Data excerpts
------------

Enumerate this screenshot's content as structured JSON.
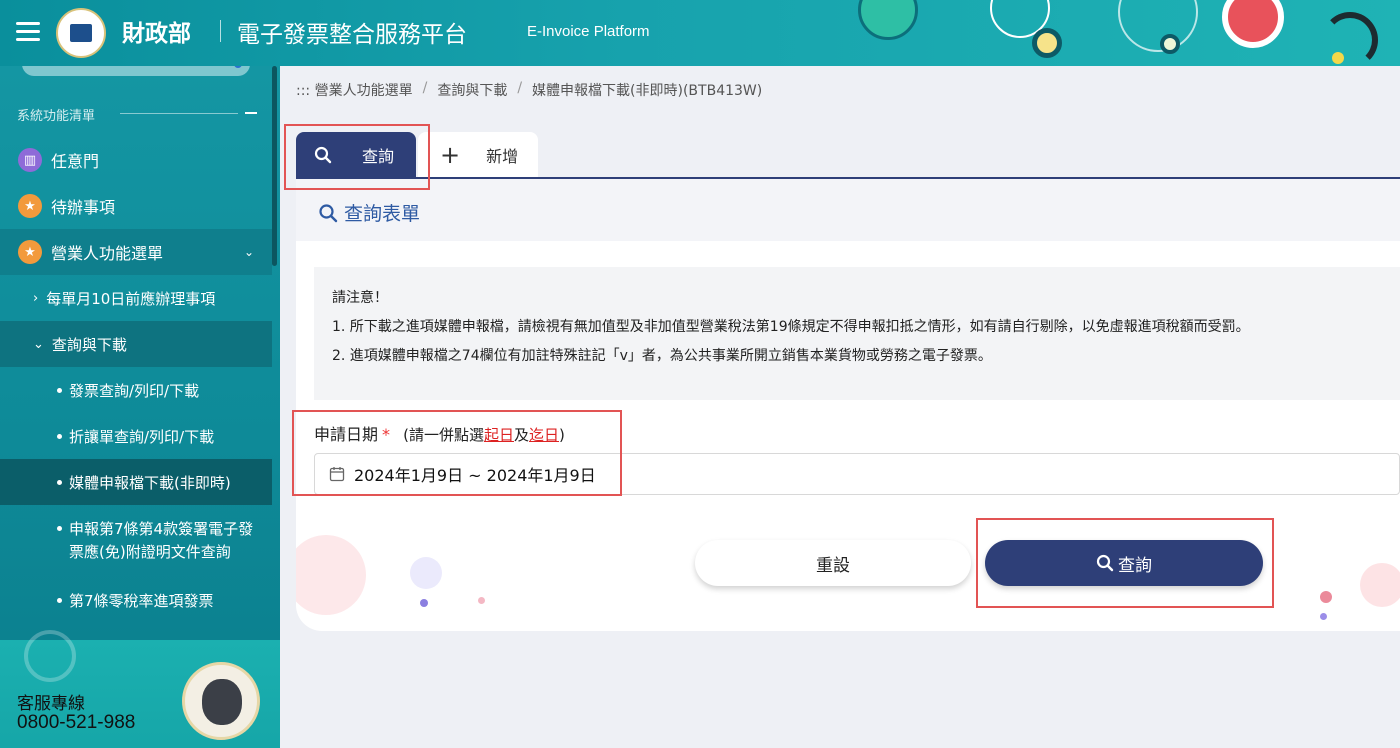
{
  "header": {
    "ministry": "財政部",
    "title": "電子發票整合服務平台",
    "subtitle_en": "E-Invoice Platform"
  },
  "sidebar": {
    "heading": "系統功能清單",
    "items": [
      {
        "label": "任意門",
        "icon": "map-icon",
        "color": "#8e6bd8"
      },
      {
        "label": "待辦事項",
        "icon": "star-icon",
        "color": "#f29a3c"
      },
      {
        "label": "營業人功能選單",
        "icon": "star-icon",
        "color": "#f29a3c"
      }
    ],
    "sub_items": [
      {
        "label": "每單月10日前應辦理事項"
      },
      {
        "label": "查詢與下載"
      }
    ],
    "leaf_items": [
      {
        "label": "發票查詢/列印/下載"
      },
      {
        "label": "折讓單查詢/列印/下載"
      },
      {
        "label": "媒體申報檔下載(非即時)"
      },
      {
        "label_line1": "申報第7條第4款簽署電子發",
        "label_line2": "票應(免)附證明文件查詢"
      },
      {
        "label": "第7條零稅率進項發票"
      }
    ],
    "hotline_label": "客服專線",
    "hotline_number": "0800-521-988"
  },
  "breadcrumb": {
    "items": [
      "::: 營業人功能選單",
      "查詢與下載",
      "媒體申報檔下載(非即時)(BTB413W)"
    ]
  },
  "tabs": [
    {
      "label": "查詢",
      "icon": "search-icon"
    },
    {
      "label": "新增",
      "icon": "plus-icon"
    }
  ],
  "form": {
    "title": "查詢表單",
    "notice_title": "請注意！",
    "notice_line1": "1. 所下載之進項媒體申報檔，請檢視有無加值型及非加值型營業稅法第19條規定不得申報扣抵之情形，如有請自行剔除，以免虛報進項稅額而受罰。",
    "notice_line2": "2. 進項媒體申報檔之74欄位有加註特殊註記「v」者，為公共事業所開立銷售本業貨物或勞務之電子發票。",
    "date_label": "申請日期",
    "required_mark": "*",
    "hint_prefix": "(請一併點選",
    "hint_start": "起日",
    "hint_mid": "及",
    "hint_end": "迄日",
    "hint_suffix": ")",
    "date_value": "2024年1月9日 ~ 2024年1月9日",
    "reset_label": "重設",
    "query_label": "查詢"
  },
  "colors": {
    "primary": "#2e3f78",
    "teal": "#0e8a98",
    "highlight": "#e25454"
  }
}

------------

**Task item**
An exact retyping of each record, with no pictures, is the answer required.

**Answer**
Enumerate this screenshot's content as structured JSON.
{
  "header": {
    "ministry": "財政部",
    "title": "電子發票整合服務平台",
    "subtitle_en": "E-Invoice Platform"
  },
  "sidebar": {
    "heading": "系統功能清單",
    "items": [
      {
        "label": "任意門",
        "icon": "map-icon",
        "color": "#8e6bd8"
      },
      {
        "label": "待辦事項",
        "icon": "star-icon",
        "color": "#f29a3c"
      },
      {
        "label": "營業人功能選單",
        "icon": "star-icon",
        "color": "#f29a3c"
      }
    ],
    "sub_items": [
      {
        "label": "每單月10日前應辦理事項"
      },
      {
        "label": "查詢與下載"
      }
    ],
    "leaf_items": [
      {
        "label": "發票查詢/列印/下載"
      },
      {
        "label": "折讓單查詢/列印/下載"
      },
      {
        "label": "媒體申報檔下載(非即時)"
      },
      {
        "label_line1": "申報第7條第4款簽署電子發",
        "label_line2": "票應(免)附證明文件查詢"
      },
      {
        "label": "第7條零稅率進項發票"
      }
    ],
    "hotline_label": "客服專線",
    "hotline_number": "0800-521-988"
  },
  "breadcrumb": {
    "items": [
      "::: 營業人功能選單",
      "查詢與下載",
      "媒體申報檔下載(非即時)(BTB413W)"
    ]
  },
  "tabs": [
    {
      "label": "查詢",
      "icon": "search-icon"
    },
    {
      "label": "新增",
      "icon": "plus-icon"
    }
  ],
  "form": {
    "title": "查詢表單",
    "notice_title": "請注意！",
    "notice_line1": "1. 所下載之進項媒體申報檔，請檢視有無加值型及非加值型營業稅法第19條規定不得申報扣抵之情形，如有請自行剔除，以免虛報進項稅額而受罰。",
    "notice_line2": "2. 進項媒體申報檔之74欄位有加註特殊註記「v」者，為公共事業所開立銷售本業貨物或勞務之電子發票。",
    "date_label": "申請日期",
    "required_mark": "*",
    "hint_prefix": "(請一併點選",
    "hint_start": "起日",
    "hint_mid": "及",
    "hint_end": "迄日",
    "hint_suffix": ")",
    "date_value": "2024年1月9日 ~ 2024年1月9日",
    "reset_label": "重設",
    "query_label": "查詢"
  },
  "colors": {
    "primary": "#2e3f78",
    "teal": "#0e8a98",
    "highlight": "#e25454"
  }
}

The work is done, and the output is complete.